Identify every line in the records below that contains the word "用户输入", and reproduce each one.
╭─ Dataset extract
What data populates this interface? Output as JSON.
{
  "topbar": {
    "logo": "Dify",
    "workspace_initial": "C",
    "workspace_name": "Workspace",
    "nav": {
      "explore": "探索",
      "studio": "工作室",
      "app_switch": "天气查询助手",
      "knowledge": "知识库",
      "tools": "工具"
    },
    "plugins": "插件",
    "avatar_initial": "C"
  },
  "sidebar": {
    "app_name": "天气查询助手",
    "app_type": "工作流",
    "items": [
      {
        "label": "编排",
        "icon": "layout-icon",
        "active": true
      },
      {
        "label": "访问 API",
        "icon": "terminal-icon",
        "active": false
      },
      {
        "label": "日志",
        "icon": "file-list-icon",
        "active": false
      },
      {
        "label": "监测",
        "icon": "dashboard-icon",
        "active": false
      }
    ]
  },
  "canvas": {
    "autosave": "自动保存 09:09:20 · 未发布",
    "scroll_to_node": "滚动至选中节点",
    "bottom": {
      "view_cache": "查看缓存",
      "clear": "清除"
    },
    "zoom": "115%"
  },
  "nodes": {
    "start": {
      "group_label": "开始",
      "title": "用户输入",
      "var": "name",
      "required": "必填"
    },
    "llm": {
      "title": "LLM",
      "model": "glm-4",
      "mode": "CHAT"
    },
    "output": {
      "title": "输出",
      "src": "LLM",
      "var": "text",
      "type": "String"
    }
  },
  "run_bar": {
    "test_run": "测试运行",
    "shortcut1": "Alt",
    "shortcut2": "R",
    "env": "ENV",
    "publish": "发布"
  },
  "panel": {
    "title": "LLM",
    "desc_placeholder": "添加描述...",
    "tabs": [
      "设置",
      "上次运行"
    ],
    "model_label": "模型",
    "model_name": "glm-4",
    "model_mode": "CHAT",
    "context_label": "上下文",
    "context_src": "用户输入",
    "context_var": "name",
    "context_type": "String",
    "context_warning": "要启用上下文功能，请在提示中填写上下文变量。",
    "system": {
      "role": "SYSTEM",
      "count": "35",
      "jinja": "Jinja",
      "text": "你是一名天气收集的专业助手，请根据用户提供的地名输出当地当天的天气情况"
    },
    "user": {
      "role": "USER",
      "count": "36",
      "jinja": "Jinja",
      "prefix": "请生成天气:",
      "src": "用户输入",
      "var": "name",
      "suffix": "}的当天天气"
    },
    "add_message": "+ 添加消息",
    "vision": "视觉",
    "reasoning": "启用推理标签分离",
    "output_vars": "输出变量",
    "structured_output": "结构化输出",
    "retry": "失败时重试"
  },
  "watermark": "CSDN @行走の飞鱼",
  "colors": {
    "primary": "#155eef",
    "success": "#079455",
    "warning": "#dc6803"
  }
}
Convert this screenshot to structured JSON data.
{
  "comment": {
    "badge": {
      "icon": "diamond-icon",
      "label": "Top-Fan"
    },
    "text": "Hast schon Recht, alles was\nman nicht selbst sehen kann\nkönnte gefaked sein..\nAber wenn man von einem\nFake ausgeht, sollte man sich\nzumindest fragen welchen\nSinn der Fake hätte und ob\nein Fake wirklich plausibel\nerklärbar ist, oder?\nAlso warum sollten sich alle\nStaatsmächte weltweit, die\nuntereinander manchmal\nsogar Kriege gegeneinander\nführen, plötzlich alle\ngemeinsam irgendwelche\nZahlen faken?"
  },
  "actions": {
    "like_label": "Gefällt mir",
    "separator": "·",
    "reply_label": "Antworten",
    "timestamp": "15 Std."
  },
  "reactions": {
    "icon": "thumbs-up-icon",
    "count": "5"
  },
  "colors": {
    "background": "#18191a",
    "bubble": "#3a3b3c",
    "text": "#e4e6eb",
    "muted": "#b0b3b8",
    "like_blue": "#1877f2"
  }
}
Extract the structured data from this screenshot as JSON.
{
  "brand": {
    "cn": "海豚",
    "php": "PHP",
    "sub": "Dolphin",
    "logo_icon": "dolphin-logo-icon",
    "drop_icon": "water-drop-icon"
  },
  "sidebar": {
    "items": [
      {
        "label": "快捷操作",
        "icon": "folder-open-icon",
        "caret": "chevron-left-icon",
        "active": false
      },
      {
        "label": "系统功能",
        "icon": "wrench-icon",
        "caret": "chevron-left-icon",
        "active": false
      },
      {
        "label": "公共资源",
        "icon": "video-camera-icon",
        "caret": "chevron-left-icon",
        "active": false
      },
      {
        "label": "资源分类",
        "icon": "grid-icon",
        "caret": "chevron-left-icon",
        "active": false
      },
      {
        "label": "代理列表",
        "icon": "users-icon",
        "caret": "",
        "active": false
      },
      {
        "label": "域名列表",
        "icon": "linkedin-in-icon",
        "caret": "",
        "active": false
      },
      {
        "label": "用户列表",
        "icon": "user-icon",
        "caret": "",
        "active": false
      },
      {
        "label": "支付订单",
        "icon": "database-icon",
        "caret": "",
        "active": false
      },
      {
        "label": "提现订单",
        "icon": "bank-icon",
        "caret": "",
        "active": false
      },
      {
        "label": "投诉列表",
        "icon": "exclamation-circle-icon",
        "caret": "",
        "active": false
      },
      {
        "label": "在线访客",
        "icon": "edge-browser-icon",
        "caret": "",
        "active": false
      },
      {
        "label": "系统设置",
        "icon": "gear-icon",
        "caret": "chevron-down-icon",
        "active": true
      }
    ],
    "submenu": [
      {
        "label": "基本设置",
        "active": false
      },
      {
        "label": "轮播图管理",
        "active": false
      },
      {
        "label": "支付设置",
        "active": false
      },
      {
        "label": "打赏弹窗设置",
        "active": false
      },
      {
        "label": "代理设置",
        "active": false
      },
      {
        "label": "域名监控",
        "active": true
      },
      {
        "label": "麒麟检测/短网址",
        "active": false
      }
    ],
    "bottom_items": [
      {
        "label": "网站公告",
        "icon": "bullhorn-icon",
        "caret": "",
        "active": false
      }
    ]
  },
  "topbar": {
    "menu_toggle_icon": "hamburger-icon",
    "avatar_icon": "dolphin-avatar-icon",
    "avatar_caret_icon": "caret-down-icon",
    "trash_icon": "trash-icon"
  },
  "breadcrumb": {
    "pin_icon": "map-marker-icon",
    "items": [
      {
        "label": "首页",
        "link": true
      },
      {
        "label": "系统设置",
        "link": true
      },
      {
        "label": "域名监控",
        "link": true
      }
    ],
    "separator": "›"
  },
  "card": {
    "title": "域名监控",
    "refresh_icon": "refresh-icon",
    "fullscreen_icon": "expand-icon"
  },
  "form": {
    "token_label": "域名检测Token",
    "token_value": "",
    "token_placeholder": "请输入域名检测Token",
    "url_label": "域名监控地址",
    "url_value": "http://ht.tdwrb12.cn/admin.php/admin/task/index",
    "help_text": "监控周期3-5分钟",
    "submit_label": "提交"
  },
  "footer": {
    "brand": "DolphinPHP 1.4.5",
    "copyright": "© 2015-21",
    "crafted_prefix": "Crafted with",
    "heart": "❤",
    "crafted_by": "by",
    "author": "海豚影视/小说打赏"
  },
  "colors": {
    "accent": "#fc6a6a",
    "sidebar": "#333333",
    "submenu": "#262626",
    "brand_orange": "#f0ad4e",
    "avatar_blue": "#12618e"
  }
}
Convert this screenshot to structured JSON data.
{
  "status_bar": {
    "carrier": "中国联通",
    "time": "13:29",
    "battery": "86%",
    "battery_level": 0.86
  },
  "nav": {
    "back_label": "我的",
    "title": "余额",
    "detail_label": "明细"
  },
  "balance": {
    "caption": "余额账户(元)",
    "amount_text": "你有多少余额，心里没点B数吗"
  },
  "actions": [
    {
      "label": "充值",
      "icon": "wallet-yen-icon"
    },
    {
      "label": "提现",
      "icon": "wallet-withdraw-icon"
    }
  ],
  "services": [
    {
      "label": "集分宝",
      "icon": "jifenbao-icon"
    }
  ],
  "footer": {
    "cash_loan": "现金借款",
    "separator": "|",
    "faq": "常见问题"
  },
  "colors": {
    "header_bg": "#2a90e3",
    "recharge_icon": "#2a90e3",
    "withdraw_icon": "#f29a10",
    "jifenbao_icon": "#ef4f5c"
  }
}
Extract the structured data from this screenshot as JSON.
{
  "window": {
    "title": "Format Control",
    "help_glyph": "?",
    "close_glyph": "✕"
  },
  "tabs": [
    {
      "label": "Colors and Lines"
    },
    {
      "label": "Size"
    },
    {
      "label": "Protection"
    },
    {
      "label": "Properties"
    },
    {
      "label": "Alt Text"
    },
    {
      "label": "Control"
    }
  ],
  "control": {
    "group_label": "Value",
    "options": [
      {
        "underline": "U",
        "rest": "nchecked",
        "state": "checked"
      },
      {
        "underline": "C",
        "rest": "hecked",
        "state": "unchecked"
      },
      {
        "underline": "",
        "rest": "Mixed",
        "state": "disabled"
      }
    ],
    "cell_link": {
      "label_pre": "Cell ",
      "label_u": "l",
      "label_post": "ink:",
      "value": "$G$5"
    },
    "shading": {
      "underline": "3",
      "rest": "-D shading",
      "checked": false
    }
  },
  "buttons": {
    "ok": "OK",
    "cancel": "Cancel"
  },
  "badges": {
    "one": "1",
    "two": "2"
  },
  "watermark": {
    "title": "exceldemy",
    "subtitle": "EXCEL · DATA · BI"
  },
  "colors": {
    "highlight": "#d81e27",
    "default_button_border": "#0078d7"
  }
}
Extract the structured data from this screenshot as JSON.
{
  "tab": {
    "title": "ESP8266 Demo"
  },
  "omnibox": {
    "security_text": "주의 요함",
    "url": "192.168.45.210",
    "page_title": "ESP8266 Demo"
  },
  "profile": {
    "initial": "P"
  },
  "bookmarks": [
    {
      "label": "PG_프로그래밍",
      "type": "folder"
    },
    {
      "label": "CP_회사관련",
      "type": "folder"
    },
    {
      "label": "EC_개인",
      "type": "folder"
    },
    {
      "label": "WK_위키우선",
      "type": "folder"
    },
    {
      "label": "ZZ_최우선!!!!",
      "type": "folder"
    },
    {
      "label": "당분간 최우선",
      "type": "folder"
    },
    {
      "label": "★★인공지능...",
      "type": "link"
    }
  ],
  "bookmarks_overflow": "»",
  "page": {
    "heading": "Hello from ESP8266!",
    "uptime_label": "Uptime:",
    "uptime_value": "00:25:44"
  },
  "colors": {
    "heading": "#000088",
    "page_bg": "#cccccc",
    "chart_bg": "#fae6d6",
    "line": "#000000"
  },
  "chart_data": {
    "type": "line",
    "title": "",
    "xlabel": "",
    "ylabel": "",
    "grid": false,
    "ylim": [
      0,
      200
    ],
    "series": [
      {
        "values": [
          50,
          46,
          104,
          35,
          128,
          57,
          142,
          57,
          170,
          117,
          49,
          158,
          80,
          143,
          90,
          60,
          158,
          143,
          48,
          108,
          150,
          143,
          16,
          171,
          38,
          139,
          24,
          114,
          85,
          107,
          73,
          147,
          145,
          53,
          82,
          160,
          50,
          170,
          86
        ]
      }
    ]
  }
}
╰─
**Written reply**
      "title": "用户输入",
    "context_src": "用户输入",
      "src": "用户输入",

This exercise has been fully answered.